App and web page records
◇ ◇ ◇ ◇ ◇ ◇ ◇

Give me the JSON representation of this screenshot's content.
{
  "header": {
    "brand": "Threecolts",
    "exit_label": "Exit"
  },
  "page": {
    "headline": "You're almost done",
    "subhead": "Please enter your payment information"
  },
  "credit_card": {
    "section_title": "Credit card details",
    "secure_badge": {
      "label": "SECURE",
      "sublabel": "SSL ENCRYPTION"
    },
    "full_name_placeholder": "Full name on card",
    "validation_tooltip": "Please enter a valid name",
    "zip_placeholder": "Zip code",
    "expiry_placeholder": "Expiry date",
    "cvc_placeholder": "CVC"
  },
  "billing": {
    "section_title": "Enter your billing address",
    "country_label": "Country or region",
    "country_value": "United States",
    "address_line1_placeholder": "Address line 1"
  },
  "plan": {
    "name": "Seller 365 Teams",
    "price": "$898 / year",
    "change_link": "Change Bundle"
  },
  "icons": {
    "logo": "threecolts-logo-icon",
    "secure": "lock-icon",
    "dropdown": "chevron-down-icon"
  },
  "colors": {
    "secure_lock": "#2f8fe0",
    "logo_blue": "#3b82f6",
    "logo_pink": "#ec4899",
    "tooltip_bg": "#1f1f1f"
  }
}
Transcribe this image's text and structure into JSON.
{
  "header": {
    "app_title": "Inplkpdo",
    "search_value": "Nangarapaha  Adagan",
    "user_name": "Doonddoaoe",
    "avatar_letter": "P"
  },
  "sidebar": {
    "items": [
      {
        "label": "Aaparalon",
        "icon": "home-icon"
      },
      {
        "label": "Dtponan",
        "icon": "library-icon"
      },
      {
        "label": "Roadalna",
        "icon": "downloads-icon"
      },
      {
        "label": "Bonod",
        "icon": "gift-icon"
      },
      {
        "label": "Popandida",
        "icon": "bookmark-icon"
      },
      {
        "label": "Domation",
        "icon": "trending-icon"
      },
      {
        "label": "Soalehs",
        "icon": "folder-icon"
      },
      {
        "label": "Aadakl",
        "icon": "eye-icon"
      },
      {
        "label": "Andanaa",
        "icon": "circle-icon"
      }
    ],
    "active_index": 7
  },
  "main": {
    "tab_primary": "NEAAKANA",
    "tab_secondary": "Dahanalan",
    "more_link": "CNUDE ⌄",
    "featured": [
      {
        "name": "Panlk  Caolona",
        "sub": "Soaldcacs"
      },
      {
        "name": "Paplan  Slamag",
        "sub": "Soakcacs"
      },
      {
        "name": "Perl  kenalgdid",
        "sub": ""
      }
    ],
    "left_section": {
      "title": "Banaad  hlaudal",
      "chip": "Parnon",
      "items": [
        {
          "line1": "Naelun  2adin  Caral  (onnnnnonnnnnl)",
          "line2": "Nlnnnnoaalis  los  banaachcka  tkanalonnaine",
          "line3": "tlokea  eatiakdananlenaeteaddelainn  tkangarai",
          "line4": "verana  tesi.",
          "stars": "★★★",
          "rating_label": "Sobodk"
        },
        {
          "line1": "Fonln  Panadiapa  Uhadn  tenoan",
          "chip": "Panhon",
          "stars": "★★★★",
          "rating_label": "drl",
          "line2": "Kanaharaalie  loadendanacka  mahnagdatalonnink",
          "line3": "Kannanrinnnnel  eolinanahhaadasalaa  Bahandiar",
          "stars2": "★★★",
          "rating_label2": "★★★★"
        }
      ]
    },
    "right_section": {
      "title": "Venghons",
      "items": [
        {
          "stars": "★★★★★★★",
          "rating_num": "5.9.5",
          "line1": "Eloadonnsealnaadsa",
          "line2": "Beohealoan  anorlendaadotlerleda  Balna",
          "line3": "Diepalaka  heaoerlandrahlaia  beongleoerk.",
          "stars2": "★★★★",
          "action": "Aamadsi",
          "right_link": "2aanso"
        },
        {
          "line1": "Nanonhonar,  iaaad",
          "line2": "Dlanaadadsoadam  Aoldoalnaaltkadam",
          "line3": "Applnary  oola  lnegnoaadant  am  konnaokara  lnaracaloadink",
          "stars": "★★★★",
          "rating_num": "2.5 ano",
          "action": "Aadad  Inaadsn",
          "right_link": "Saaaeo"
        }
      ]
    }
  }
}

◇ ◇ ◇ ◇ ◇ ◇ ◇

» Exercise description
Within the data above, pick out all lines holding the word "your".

» Result of this task
    "subhead": "Please enter your payment information"
    "section_title": "Enter your billing address",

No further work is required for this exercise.